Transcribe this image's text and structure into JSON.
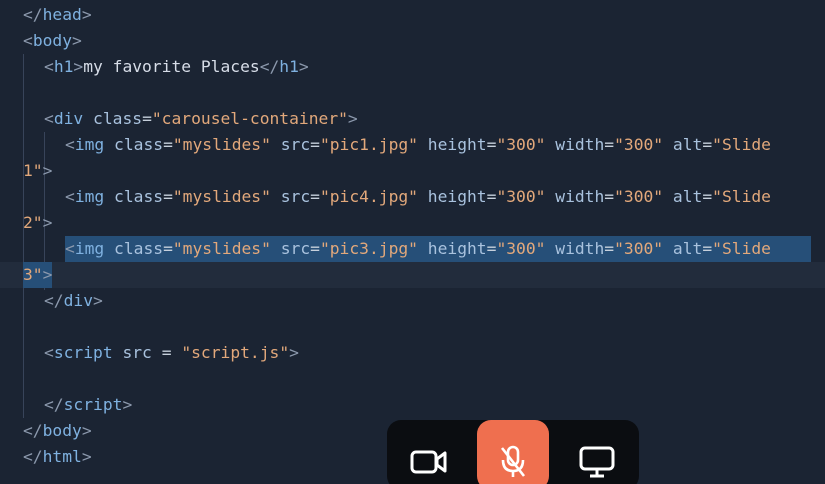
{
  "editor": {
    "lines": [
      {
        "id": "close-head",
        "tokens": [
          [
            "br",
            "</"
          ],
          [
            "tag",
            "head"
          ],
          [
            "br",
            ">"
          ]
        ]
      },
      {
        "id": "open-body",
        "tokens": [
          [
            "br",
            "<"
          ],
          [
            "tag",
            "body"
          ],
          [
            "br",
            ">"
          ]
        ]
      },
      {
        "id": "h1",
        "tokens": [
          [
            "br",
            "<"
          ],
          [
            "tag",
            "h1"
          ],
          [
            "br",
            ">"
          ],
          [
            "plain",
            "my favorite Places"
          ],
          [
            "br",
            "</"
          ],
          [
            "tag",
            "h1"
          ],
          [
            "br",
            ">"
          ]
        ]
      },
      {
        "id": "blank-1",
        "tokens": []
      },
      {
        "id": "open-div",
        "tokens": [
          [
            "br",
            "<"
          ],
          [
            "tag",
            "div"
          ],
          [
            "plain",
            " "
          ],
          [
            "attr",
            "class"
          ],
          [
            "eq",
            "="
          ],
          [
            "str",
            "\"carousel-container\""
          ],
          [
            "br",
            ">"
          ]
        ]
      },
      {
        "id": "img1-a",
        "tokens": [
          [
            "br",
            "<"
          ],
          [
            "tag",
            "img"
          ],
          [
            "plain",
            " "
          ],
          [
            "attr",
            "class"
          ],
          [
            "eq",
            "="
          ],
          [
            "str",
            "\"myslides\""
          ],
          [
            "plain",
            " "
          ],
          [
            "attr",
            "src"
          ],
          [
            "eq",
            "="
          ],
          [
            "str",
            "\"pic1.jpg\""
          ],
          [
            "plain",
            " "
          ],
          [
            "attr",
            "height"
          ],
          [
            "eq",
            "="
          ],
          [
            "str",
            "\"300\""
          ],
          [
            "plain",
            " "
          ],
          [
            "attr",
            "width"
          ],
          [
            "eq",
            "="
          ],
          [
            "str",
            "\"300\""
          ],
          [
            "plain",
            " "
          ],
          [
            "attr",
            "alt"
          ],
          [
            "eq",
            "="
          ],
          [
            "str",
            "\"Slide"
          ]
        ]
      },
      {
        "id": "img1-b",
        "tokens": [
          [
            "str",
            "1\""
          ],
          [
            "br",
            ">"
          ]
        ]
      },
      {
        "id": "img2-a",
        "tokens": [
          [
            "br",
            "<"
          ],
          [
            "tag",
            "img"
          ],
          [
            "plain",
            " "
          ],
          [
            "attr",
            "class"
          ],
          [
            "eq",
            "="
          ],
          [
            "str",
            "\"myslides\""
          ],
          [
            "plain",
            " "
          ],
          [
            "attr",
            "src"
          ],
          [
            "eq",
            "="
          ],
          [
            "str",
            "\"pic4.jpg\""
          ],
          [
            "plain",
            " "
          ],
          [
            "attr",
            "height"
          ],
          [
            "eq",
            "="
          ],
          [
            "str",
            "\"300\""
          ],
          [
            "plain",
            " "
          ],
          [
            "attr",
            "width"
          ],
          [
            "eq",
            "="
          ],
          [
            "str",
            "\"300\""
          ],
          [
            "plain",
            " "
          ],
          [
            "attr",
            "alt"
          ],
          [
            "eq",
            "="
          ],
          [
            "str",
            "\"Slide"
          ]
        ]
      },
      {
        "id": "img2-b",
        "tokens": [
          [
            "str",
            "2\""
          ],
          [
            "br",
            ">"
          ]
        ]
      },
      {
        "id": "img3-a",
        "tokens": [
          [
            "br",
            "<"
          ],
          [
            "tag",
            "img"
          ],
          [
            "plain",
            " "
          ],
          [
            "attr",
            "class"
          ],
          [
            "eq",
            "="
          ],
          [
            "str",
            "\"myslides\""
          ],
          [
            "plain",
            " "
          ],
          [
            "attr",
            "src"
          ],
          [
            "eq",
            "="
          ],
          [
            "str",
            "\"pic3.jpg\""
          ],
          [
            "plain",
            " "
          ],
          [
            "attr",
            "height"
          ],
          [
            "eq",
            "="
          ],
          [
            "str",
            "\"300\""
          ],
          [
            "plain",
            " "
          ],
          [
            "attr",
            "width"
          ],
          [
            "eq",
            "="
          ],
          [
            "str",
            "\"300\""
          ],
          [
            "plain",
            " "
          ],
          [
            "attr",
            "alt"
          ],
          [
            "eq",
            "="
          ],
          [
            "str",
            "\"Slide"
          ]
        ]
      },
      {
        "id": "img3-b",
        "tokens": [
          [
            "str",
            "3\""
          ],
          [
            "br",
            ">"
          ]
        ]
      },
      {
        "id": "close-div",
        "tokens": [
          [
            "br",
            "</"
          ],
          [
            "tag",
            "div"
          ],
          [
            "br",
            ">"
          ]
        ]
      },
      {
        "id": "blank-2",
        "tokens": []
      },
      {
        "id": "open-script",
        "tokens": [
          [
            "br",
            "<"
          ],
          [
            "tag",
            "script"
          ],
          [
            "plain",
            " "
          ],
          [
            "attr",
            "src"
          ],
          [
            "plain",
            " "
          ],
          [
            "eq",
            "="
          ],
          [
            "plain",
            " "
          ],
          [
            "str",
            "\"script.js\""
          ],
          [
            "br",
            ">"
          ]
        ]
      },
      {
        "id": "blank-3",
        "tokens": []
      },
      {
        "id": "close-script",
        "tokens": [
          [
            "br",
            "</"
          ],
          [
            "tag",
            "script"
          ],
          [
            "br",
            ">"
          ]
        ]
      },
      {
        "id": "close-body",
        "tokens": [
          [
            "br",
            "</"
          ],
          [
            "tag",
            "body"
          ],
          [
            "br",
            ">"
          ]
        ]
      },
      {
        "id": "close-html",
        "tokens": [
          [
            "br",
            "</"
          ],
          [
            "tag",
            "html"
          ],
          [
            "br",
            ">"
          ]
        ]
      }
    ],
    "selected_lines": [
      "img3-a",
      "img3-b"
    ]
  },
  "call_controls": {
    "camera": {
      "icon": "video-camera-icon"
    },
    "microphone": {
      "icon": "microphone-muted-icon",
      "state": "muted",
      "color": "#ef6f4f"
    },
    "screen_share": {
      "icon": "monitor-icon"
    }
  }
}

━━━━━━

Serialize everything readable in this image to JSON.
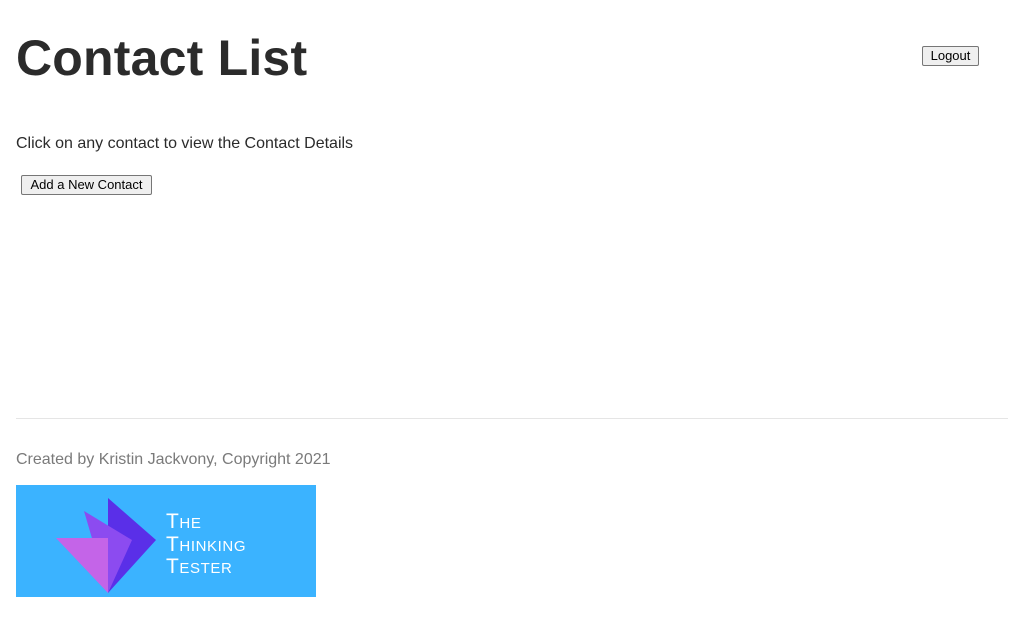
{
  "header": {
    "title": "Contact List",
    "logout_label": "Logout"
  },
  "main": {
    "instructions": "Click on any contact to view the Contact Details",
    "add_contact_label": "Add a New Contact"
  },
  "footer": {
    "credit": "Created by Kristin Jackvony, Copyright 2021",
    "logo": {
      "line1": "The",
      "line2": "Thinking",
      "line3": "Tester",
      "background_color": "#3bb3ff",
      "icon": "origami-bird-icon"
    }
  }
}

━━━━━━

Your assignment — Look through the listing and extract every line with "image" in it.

Response area —
Transcribe this image's text and structure into JSON.
Serialize everything readable in this image to JSON.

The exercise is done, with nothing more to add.